Start of SOURCE DATA

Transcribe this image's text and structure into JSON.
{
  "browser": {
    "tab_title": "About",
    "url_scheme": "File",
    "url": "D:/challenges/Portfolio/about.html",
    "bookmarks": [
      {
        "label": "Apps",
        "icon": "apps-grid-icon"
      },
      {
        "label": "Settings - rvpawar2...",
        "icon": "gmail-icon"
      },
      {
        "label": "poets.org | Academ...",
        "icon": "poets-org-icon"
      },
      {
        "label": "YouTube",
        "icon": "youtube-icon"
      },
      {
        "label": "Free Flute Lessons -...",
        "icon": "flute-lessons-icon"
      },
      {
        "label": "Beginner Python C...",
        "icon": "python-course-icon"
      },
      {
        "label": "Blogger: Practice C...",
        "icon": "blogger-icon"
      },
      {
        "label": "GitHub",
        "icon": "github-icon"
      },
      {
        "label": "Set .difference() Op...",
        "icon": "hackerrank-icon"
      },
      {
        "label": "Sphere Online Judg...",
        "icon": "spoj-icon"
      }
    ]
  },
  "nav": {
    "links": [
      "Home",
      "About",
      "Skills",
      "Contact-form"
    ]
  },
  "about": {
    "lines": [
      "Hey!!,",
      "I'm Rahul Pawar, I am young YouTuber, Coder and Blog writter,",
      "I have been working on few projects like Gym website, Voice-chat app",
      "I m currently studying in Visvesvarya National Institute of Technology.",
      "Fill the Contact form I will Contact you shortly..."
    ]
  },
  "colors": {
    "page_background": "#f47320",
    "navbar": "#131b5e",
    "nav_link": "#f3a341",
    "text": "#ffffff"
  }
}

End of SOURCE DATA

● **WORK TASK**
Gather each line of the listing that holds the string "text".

● **TASK OUTPUT**
Transcribe this image's text and structure into JSON.
    "text": "#ffffff"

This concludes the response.